Sporting
11 - 13 years
United States
19th century
65 - 80 lb
55 - 70 lb
23 - 26"
21 - 24"
Chesapeak Bay Retriever, Chesapeake Bay Retreiver, or Chesapeke Bay Retriever
None

Chesapeake Bay Retriever Temperament

The Chesapeake Bay Retriever is the toughest and most independent of the retrieving breeds....

Unlike the always-sociable Labrador Retriever, the Chesapeake is generally aloof around strangers and is protective of its home and family. Despite its somewhat distant character around strangers and other dogs, the Chessie is exceptionally affectionate toward its master and family. For an owner looking for the playful qualities inherent in the retrieving breeds as well as a family protector, the Chesapeake Bay Retriever is a fantastic choice.

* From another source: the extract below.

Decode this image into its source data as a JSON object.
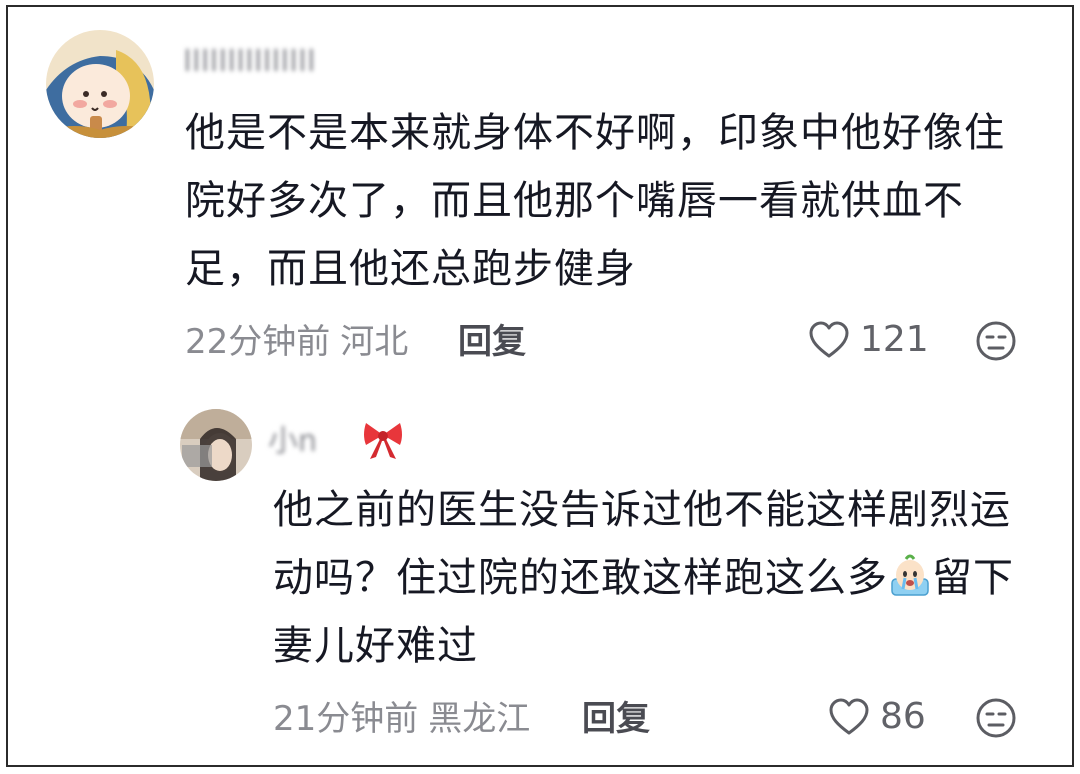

While the dog is happiest when it is able to swim and retrieve outdoors, it is also content to be at home with its family and tends to be calm and quiet indoors.

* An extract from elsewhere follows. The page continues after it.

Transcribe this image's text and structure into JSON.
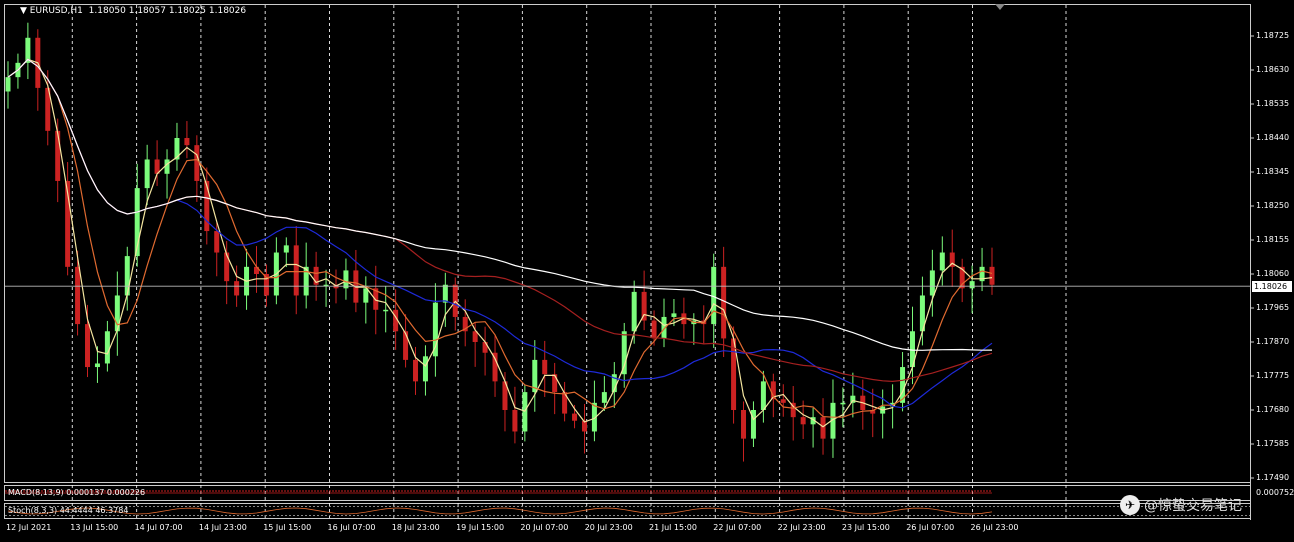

Caring For a Chesapeake Bay Retriever

The Chesapeake Bay Retriever needs daily exercise – a long walk, a challenging game or a swim will suffice....

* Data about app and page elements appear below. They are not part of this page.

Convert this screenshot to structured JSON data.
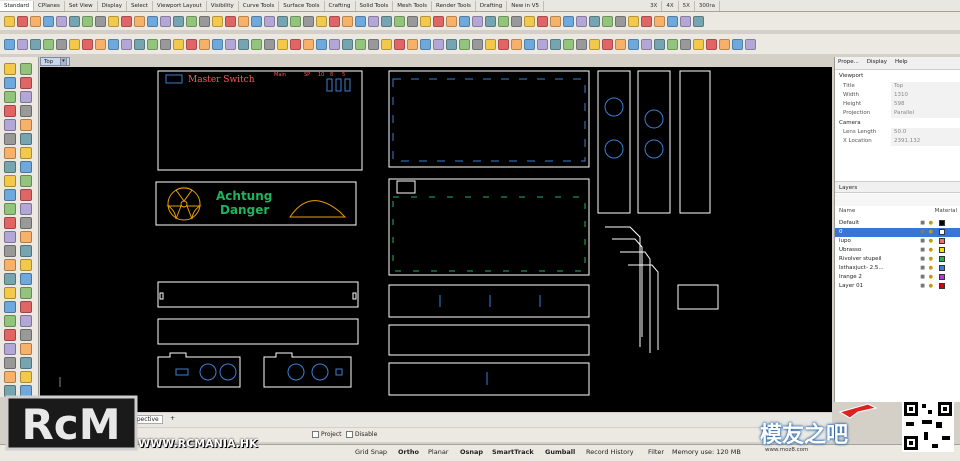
{
  "top_tabs": [
    "Standard",
    "CPlanes",
    "Set View",
    "Display",
    "Select",
    "Viewport Layout",
    "Visibility",
    "Curve Tools",
    "Surface Tools",
    "Crafting",
    "Solid Tools",
    "Mesh Tools",
    "Render Tools",
    "Drafting",
    "New in V5"
  ],
  "right_tabs": [
    "3X",
    "4X",
    "5X",
    "300ra"
  ],
  "viewport": {
    "name": "Top"
  },
  "properties": {
    "tabs": [
      "Prope...",
      "Display",
      "Help"
    ],
    "section": "Viewport",
    "rows": [
      {
        "k": "Title",
        "v": "Top"
      },
      {
        "k": "Width",
        "v": "1310"
      },
      {
        "k": "Height",
        "v": "598"
      },
      {
        "k": "Projection",
        "v": "Parallel"
      }
    ],
    "camera_section": "Camera",
    "camera_rows": [
      {
        "k": "Lens Length",
        "v": "50.0"
      },
      {
        "k": "X Location",
        "v": "2391.132"
      }
    ]
  },
  "layers": {
    "title": "Layers",
    "col_name": "Name",
    "col_material": "Material",
    "items": [
      {
        "name": "Default",
        "color": "#000000"
      },
      {
        "name": "0",
        "color": "#ffffff"
      },
      {
        "name": "lupo",
        "color": "#ff6b6b"
      },
      {
        "name": "Ubrasso",
        "color": "#e8e800"
      },
      {
        "name": "Rivolver stupeil",
        "color": "#1fb35a"
      },
      {
        "name": "Isthaxjuct- 2.5...",
        "color": "#3a7fd5"
      },
      {
        "name": "Irange 2",
        "color": "#b23ccf"
      },
      {
        "name": "Layer 01",
        "color": "#d60000"
      }
    ]
  },
  "bottom_tabs": [
    "Perspective",
    "+"
  ],
  "osnap": {
    "project": "Project",
    "disable": "Disable"
  },
  "status": {
    "grid_snap": "Grid Snap",
    "ortho": "Ortho",
    "planar": "Planar",
    "osnap": "Osnap",
    "smarttrack": "SmartTrack",
    "gumball": "Gumball",
    "record": "Record History",
    "filter": "Filter",
    "memory": "Memory use: 120 MB"
  },
  "drawing": {
    "master_switch": "Master Switch",
    "achtung": "Achtung",
    "danger": "Danger",
    "red_labels": [
      "Main",
      "SP",
      "10",
      "8",
      "5"
    ]
  },
  "watermark": {
    "rcm_text": "RcM",
    "rcm_url": "WWW.RCMANIA.HK",
    "moz": "模友之吧",
    "moz_url": "www.moz8.com"
  },
  "colors": {
    "viewport_bg": "#000000",
    "selected_layer": "#3875d7"
  }
}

The breed can live outdoors but prefers to live inside with the family. The Chessie’s oily and wavy coat is easily maintained with weekly brushing and rarely requires washing; in fact, the water resistance of the coat can actually be damaged by over-washing. Significant health concerns for the breed include canine hip dysplasia and gastric torsion; less common problems include progressive retinal atrophy and hypothyroidism.

Chesapeake Bay Retriever History

A Brief History of the Chesapeake Bay Retriever

A fascinating and lucky history lies behind the Chesapeake Bay Retriever....

In 1807, two pups (assumed to be Newfoundlands, one red in color and the other black) were rescued from an English brig shipwrecked off the coast of Maryland. As the pups grew they gained the reputation of skilled water retrievers, particularly suited to the cold and unforgiving waters of Chesapeake Bay. Over time, the progeny of these dogs were bred with Bloodhounds, Newfoundlands and local hound crosses to create the breed we recognize today. The Chesapeake Bay Retriever’s willingness to repeatedly swim through icy waters without hesitation to retrieve ducks and other waterfowl, as well as its ability to mark and remember where a hunter’s quarry has fallen, helped to spread the breed’s renown throughout the United States. In 1885, the Chesapeake Bay Retriever was recognized by the American Kennel Club, making it one of the oldest AKC-recognized breeds and one of the few breeds created in the United States.